Akshat Shrivastava

Akshat Shrivastava is the CEO and founder of Millionlights, a digital platform that offers courses in diverse content areas. It is designed to reach Indians on a large scale, including those in the most remote areas. Shrivastava previously founded Alabot, which was turned into an Artificial Intelligence space, funded by the Malaysian Government.

How did your education and professional experience shape your work now at Millionlights?

I have been fortunate enough to be a part of policy creation in the higher ed space in India through its Ministry of Education. This experience, coupled with experience in my existing IT services company, has helped me understand the gaps in systems and more importantly, how to address them through technology. Millionlights is an extension of this knowledge and understanding of the system.

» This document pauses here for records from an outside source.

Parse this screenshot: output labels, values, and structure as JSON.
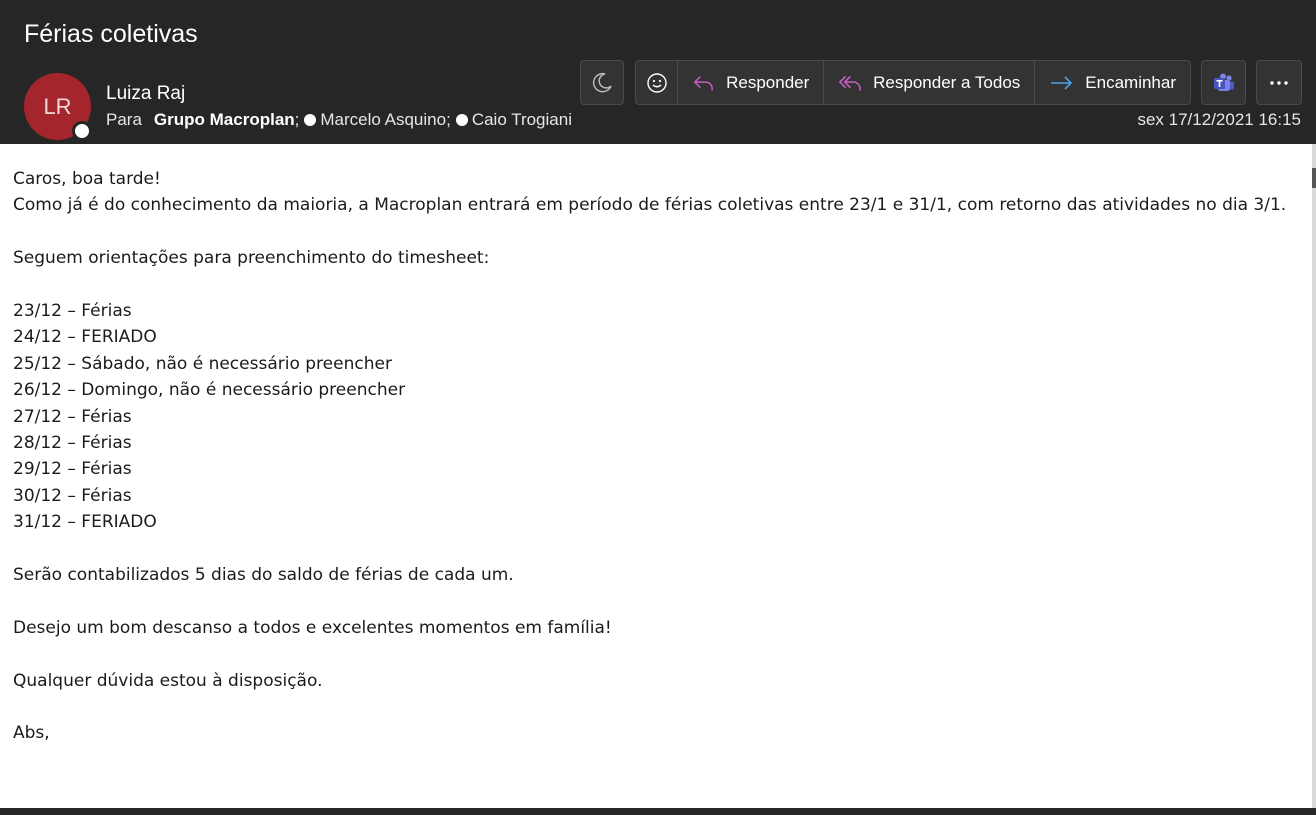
{
  "header": {
    "subject": "Férias coletivas",
    "avatar_initials": "LR",
    "avatar_color": "#a4262c",
    "sender_name": "Luiza Raj",
    "to_label": "Para",
    "to_group": "Grupo Macroplan",
    "to_people": [
      "Marcelo Asquino",
      "Caio Trogiani"
    ],
    "datetime": "sex 17/12/2021 16:15"
  },
  "toolbar": {
    "moon_icon": "moon-icon",
    "emoji_icon": "smiley-icon",
    "reply_label": "Responder",
    "reply_all_label": "Responder a Todos",
    "forward_label": "Encaminhar",
    "teams_icon": "teams-icon",
    "more_icon": "ellipsis-icon",
    "accent_reply": "#c85fc7",
    "accent_forward": "#4fa3e6"
  },
  "body": {
    "lines": [
      "Caros, boa tarde!",
      "Como já é do conhecimento da maioria, a Macroplan entrará em período de férias coletivas entre 23/1 e 31/1, com retorno das atividades no dia 3/1.",
      "",
      "Seguem orientações para preenchimento do timesheet:",
      "",
      "23/12 – Férias",
      "24/12 – FERIADO",
      "25/12 – Sábado, não é necessário preencher",
      "26/12 – Domingo, não é necessário preencher",
      "27/12 – Férias",
      "28/12 – Férias",
      "29/12 – Férias",
      "30/12 – Férias",
      "31/12 – FERIADO",
      "",
      "Serão contabilizados 5 dias do saldo de férias de cada um.",
      "",
      "Desejo um bom descanso a todos e excelentes momentos em família!",
      "",
      "Qualquer dúvida estou à disposição.",
      "",
      "Abs,"
    ]
  }
}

The early part of my education centered around business and commerce such as finance, strategy, and operations. Thereafter, having travelled extensively due to my businesses in various industries, I realized that India was very unique and responded to market forces within its own cultural context. It was still a growing population, almost at the billion mark and approximately 200 million potentially in the education space for the ages of 18–28.

There was still a very big demand for education in this part of the world at that time as it was seen as the way out to a better future. One could even go far as to see this as the route to The Indian dream. It was already quite clear where the future was relative to the vast proportion of the population. Advancements in technology have opened up new areas in IT that did not exist 10 years ago. Being on the forefront of knowledge in your field is essential for survival. My successes and mistakes have both directed me toward the path of learning and education, an industry where I work today.

How do you hope your work at Millionlights will change the learning landscape?

At Millionlights, our focus is on higher ed and industry-led industry certified skills and vocational training. With our enormous reach across three platforms (desktop, mobile, and television), we will provide access to education and training to millions of learners who are currently not served via the traditional access systems. Our vision is to reach every possible learner and make a large number of people employable. If we succeed, this will most certainly change the learning landscape.

What broad trends do you think will have the most impact on learning in the years ahead?

  1. In most countries, and especially in India, success in teaching will lie at the cusp of education and technology. The vast population can only be reached through the use of information and communication technology. Hence, the use of technology will have a major impact on learning.
  2. While the use of MOOCs is a relatively new phenomenon, various studies have shown that one of the more successful methods of educating the masses is the use of MOOCs. There will undoubtedly be changes in the method of educational delivery, assessment, etc., as we learn from experience.
  3. Flipped and blended learning will see greater usage in classrooms as we move forward.
  4. Learners will increasingly demand courses that can directly impact their ability to gain meaningful employment.

Apart from your role at Millionlights, what are you currently working on and what is your next big project?

I am concentrating on building scale into Millionlights at this point and have not thought about the next project. I believe that what we are trying to accomplish at Millionlights is in itself a long-term vision.

Who are the most interesting people you are following on Twitter?

@DheerajSanghi, @saylordotorg and @agarwaledu

Follow Akshat at @akshats_1

Image: Courtesy

Posted in: New Learning TimesProfiles|By: George Nantwi|159 Reads